The practice can damage internal organs and aggravate other health conditions like acid reflux.

Diana Barrett, 52, an Austin, Texas, resident and exercise enthusiast, laughs at the concept.

“I’m all for wearing Spanx or garments that help shape you under clothing. But wearing a corset? Sounds awful, and all I can think of is ‘deceptive advertising.’ What happens when you take the corset off and everything explodes out of it?” Barrett asked.

Yet waist-training enthusiasts dubiously claim the practice is safe and yields long-term results.


Cathy Jung, who in 2011 made the Guinness Book of World Records for her “tiniest waist” (it had the circumference of a jar of mayonnaise), says that slowly cinching the waist at regular intervals achieves results over time.

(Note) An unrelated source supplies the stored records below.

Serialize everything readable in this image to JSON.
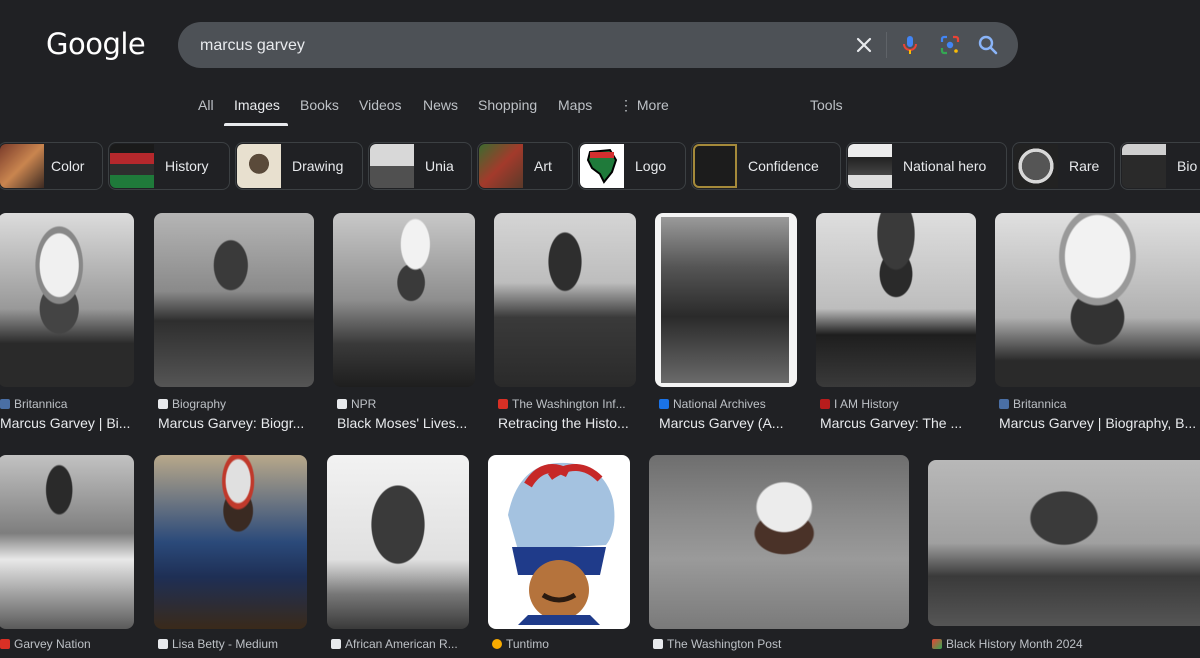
{
  "logo": "Google",
  "search": {
    "value": "marcus garvey"
  },
  "tabs": [
    "All",
    "Images",
    "Books",
    "Videos",
    "News",
    "Shopping",
    "Maps",
    "⋮ More"
  ],
  "tools": "Tools",
  "chips": [
    "Color",
    "History",
    "Drawing",
    "Unia",
    "Art",
    "Logo",
    "Confidence",
    "National hero",
    "Rare",
    "Bio"
  ],
  "results_row1": [
    {
      "source": "Britannica",
      "title": "Marcus Garvey | Bi..."
    },
    {
      "source": "Biography",
      "title": "Marcus Garvey: Biogr..."
    },
    {
      "source": "NPR",
      "title": "Black Moses' Lives..."
    },
    {
      "source": "The Washington Inf...",
      "title": "Retracing the Histo..."
    },
    {
      "source": "National Archives",
      "title": "Marcus Garvey (A..."
    },
    {
      "source": "I AM History",
      "title": "Marcus Garvey: The ..."
    },
    {
      "source": "Britannica",
      "title": "Marcus Garvey | Biography, B..."
    }
  ],
  "results_row2": [
    {
      "source": "Garvey Nation"
    },
    {
      "source": "Lisa Betty - Medium"
    },
    {
      "source": "African American R..."
    },
    {
      "source": "Tuntimo"
    },
    {
      "source": "The Washington Post"
    },
    {
      "source": "Black History Month 2024"
    }
  ],
  "colors": {
    "background": "#202124",
    "searchbox": "#4d5156",
    "text": "#e8eaed",
    "muted": "#bdc1c6"
  },
  "icons": [
    "clear-icon",
    "microphone-icon",
    "lens-icon",
    "search-icon"
  ]
}
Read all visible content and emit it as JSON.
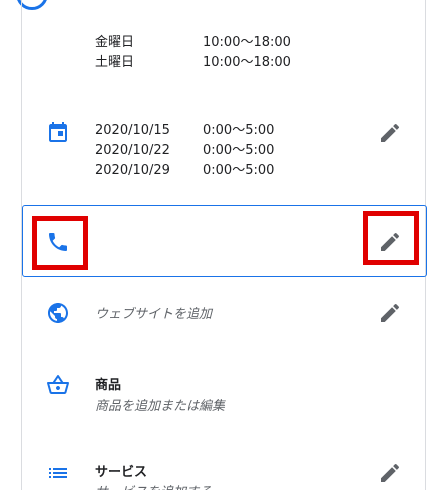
{
  "hours": [
    {
      "day": "金曜日",
      "time": "10:00〜18:00"
    },
    {
      "day": "土曜日",
      "time": "10:00〜18:00"
    }
  ],
  "special_hours": [
    {
      "date": "2020/10/15",
      "time": "0:00〜5:00"
    },
    {
      "date": "2020/10/22",
      "time": "0:00〜5:00"
    },
    {
      "date": "2020/10/29",
      "time": "0:00〜5:00"
    }
  ],
  "website": {
    "placeholder": "ウェブサイトを追加"
  },
  "products": {
    "title": "商品",
    "subtitle": "商品を追加または編集"
  },
  "services": {
    "title": "サービス",
    "subtitle": "サービスを追加する"
  },
  "colors": {
    "accent": "#1a73e8",
    "highlight": "#e00000",
    "icon_gray": "#5f6368"
  }
}
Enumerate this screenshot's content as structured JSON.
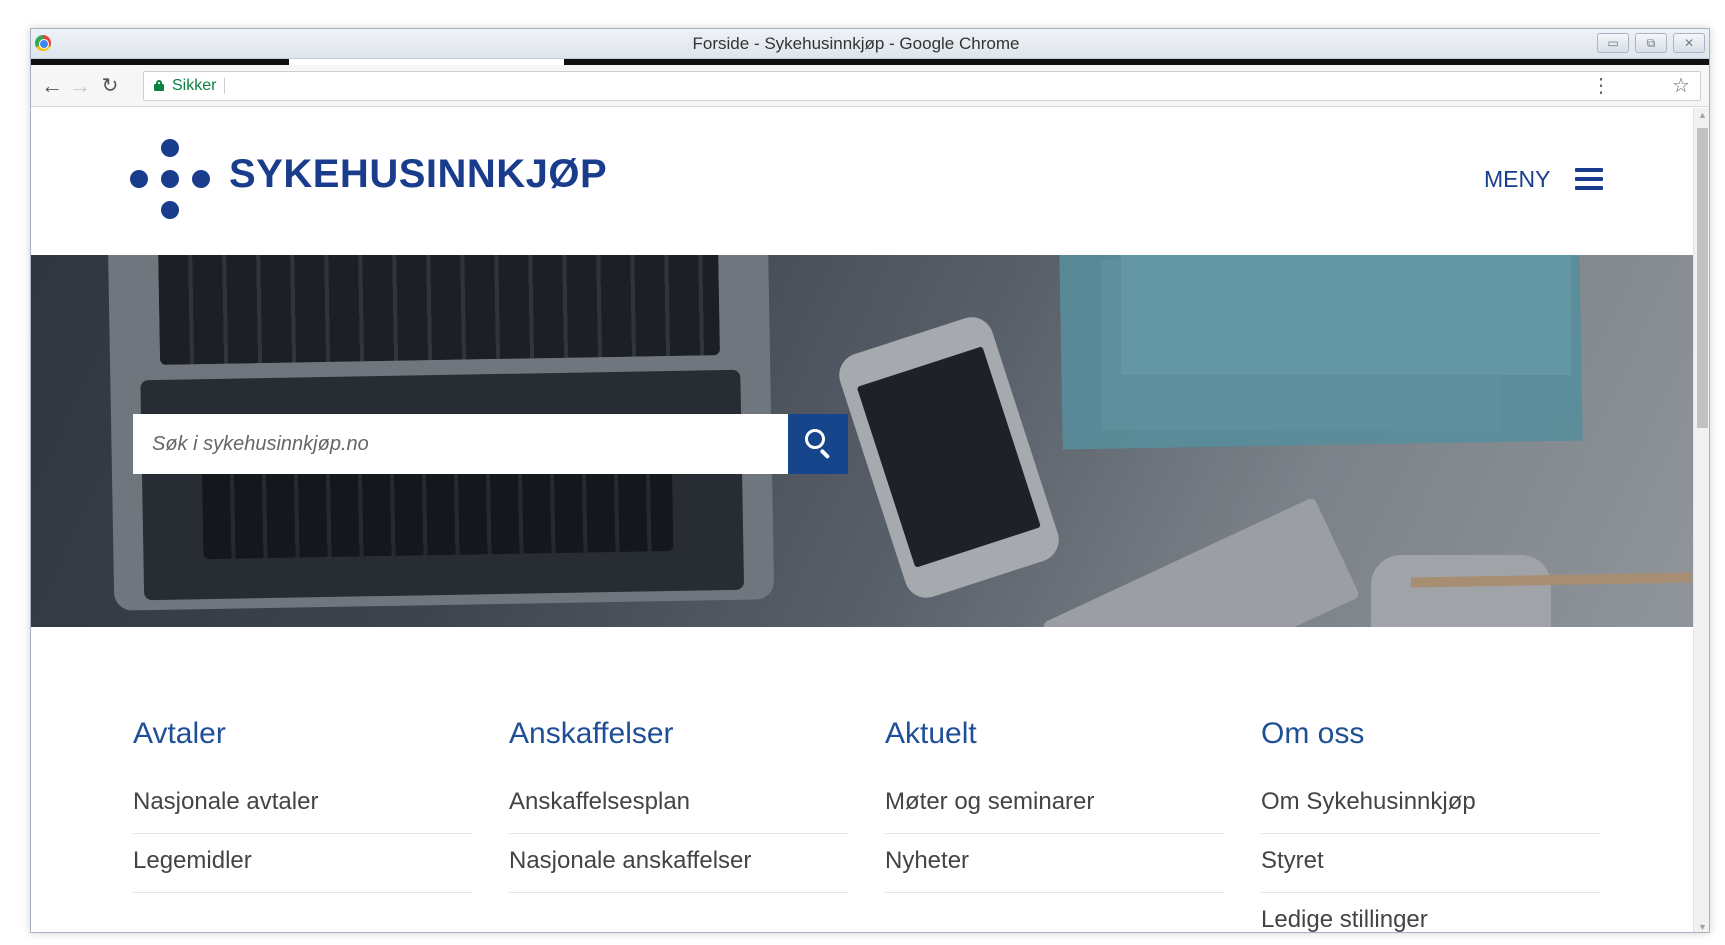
{
  "browser": {
    "window_title": "Forside - Sykehusinnkjøp - Google Chrome",
    "secure_label": "Sikker",
    "window_buttons": [
      "▭",
      "⧉",
      "✕"
    ]
  },
  "header": {
    "logo_text": "SYKEHUSINNKJØP",
    "menu_label": "MENY",
    "brand_color": "#1a3c8c"
  },
  "search": {
    "placeholder": "Søk i sykehusinnkjøp.no",
    "button_color": "#16458c"
  },
  "nav_columns": [
    {
      "title": "Avtaler",
      "links": [
        "Nasjonale avtaler",
        "Legemidler"
      ]
    },
    {
      "title": "Anskaffelser",
      "links": [
        "Anskaffelsesplan",
        "Nasjonale anskaffelser"
      ]
    },
    {
      "title": "Aktuelt",
      "links": [
        "Møter og seminarer",
        "Nyheter"
      ]
    },
    {
      "title": "Om oss",
      "links": [
        "Om Sykehusinnkjøp",
        "Styret",
        "Ledige stillinger"
      ]
    }
  ]
}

However, this seems to contradict her answer to a “fan” on her website, in which she says she wears a corset all the time. “I do wear a corset 24/7 and have for so many years that I am very comfortable wearing it. Actually leaving it on all the time is easier since you don’t have to become accustomed to the tightness each time you wear it.” 

Boyle, the Massachusetts trainer, said he is concerned young girls will adopt the practice.

“It is a typical societal desire to have a thinner waist, but I would want young girls to know that the results of corset-training will not be long-term, yet the damage they do to their growing bodies just might be,” he said.

The best thing to train, Boyle said, is not our waists, but our attitudes. “Accept yourself as you are, and build from that,” he said.